The Trump administration is considering launching a global and private network of "off the books" spies to combat "deep state" enemies working to undermine President Donald Trump's presidency, according to a new report.
The proposal for the network was believed to have been developed by Erik Prince, brother of Education Secretary Betsy DeVos, retired Central Intelligence Agency officer John Maguire, and Oliver North, a key figure in the Iran-Contra scandal.
Unconfirmed reports that the Trump administration is mulling the creation of a privately-run global spy network to counter the president's "deep state" adversaries within the USA intelligence community has set the internet ablaze with discussion over the move's implications for America's future.
The alleged proposal would create a spy network in countries deemed "denied areas" for current American intelligence personnel, including North Korea and Iran.
President Trump is considering creating a private network of spies that would be controlled directly by him and his Central Intelligence Agency chief, according to a report. He was the "ideological leader" brought in to lend credibility, said the former senior intelligence official.
"I can find no evidence that this ever came to the attention of anyone at the NSC or [White House] at all", Michael N. Anton, a National Security Council spokesman, said in an email. Other extreme measures, like a global rendition program and a propaganda effort in the Middle East, are also reportedly under consideration.
While The Intercept reports that senior Trump officials, including Vice President Pence, have been briefed on the proposals, the National Security Council said in a statement that the White House "does not and would not support such a proposal".
According to two former senior intelligence officials, Pompeo has embraced the plan and has lobbied the White House to approve the contract.
Maguire, a former CIA case officer and intelligence contractor for the Amyntor Group, reportedly led a US effort to provoke Saddam Hussein into war before the 2003 invasion of Iraq, and he worked alongside the late Iran-Contra figure Duane "Dewey" Clarridge.

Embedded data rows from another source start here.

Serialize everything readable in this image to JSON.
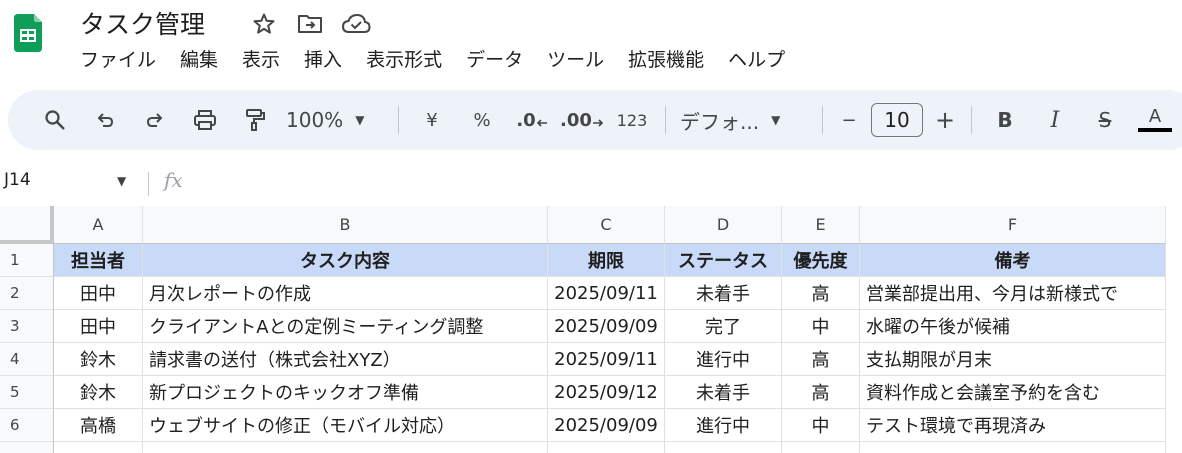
{
  "app": {
    "title": "タスク管理"
  },
  "menu": [
    "ファイル",
    "編集",
    "表示",
    "挿入",
    "表示形式",
    "データ",
    "ツール",
    "拡張機能",
    "ヘルプ"
  ],
  "toolbar": {
    "zoom": "100%",
    "currency": "¥",
    "percent": "%",
    "decrease_decimal": ".0",
    "increase_decimal": ".00",
    "number_format": "123",
    "font": "デフォ...",
    "minus": "−",
    "font_size": "10",
    "plus": "+",
    "bold": "B",
    "italic": "I",
    "strike": "S",
    "text_color": "A",
    "text_color_value": "#000000"
  },
  "formula_bar": {
    "cell_ref": "J14",
    "fx": "fx"
  },
  "colors": {
    "header_fill": "#c9daf8",
    "toolbar_bg": "#eef2f9",
    "sheets_green": "#0f9d58"
  },
  "sheet": {
    "columns": [
      "A",
      "B",
      "C",
      "D",
      "E",
      "F"
    ],
    "rows": [
      "1",
      "2",
      "3",
      "4",
      "5",
      "6"
    ],
    "header": [
      "担当者",
      "タスク内容",
      "期限",
      "ステータス",
      "優先度",
      "備考"
    ],
    "data": [
      [
        "田中",
        "月次レポートの作成",
        "2025/09/11",
        "未着手",
        "高",
        "営業部提出用、今月は新様式で"
      ],
      [
        "田中",
        "クライアントAとの定例ミーティング調整",
        "2025/09/09",
        "完了",
        "中",
        "水曜の午後が候補"
      ],
      [
        "鈴木",
        "請求書の送付（株式会社XYZ）",
        "2025/09/11",
        "進行中",
        "高",
        "支払期限が月末"
      ],
      [
        "鈴木",
        "新プロジェクトのキックオフ準備",
        "2025/09/12",
        "未着手",
        "高",
        "資料作成と会議室予約を含む"
      ],
      [
        "高橋",
        "ウェブサイトの修正（モバイル対応）",
        "2025/09/09",
        "進行中",
        "中",
        "テスト環境で再現済み"
      ]
    ]
  }
}
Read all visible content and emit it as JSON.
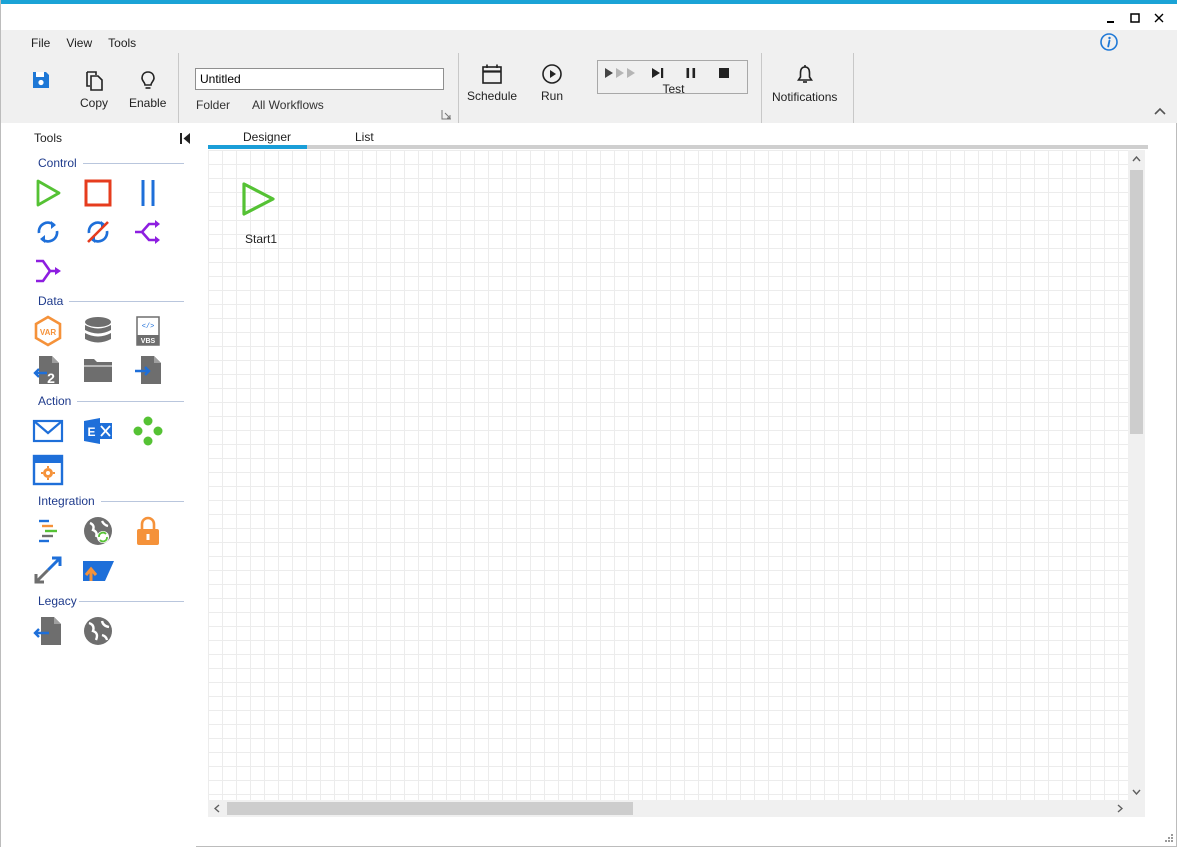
{
  "window": {
    "minimize_label": "Minimize",
    "maximize_label": "Maximize",
    "close_label": "Close"
  },
  "menu": {
    "items": [
      {
        "label": "File"
      },
      {
        "label": "View"
      },
      {
        "label": "Tools"
      }
    ]
  },
  "ribbon": {
    "save_label": "Save",
    "copy_label": "Copy",
    "enable_label": "Enable",
    "workflow_name": "Untitled",
    "folder_label": "Folder",
    "all_workflows_label": "All Workflows",
    "schedule_label": "Schedule",
    "run_label": "Run",
    "test_label": "Test",
    "notifications_label": "Notifications"
  },
  "toolbox": {
    "title": "Tools",
    "categories": {
      "control": "Control",
      "data": "Data",
      "action": "Action",
      "integration": "Integration",
      "legacy": "Legacy"
    }
  },
  "designer": {
    "tabs": [
      {
        "label": "Designer",
        "active": true
      },
      {
        "label": "List",
        "active": false
      }
    ],
    "nodes": [
      {
        "label": "Start1",
        "icon": "start-play-icon"
      }
    ]
  },
  "colors": {
    "accent": "#1aa3d6",
    "tab_active": "#1a9ed8",
    "green": "#55c234",
    "red": "#e63c1e",
    "blue": "#1e6fd9",
    "purple": "#8d1ee0",
    "orange": "#f5923a",
    "gray": "#6e6e6e",
    "category_text": "#1f3b8c"
  }
}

The Washington Post reported earlier this year that Prince had traveled to an Indian Ocean getaway in the Seychelles to meet with Abu Dhabi crown prince Mohammad bin Zayed and an associate of Vladimir Putin as an unofficial representative of the Trump transition. However, the Central Intelligence Agency said The Intercept had been fed "inaccurate information by people peddling an agenda".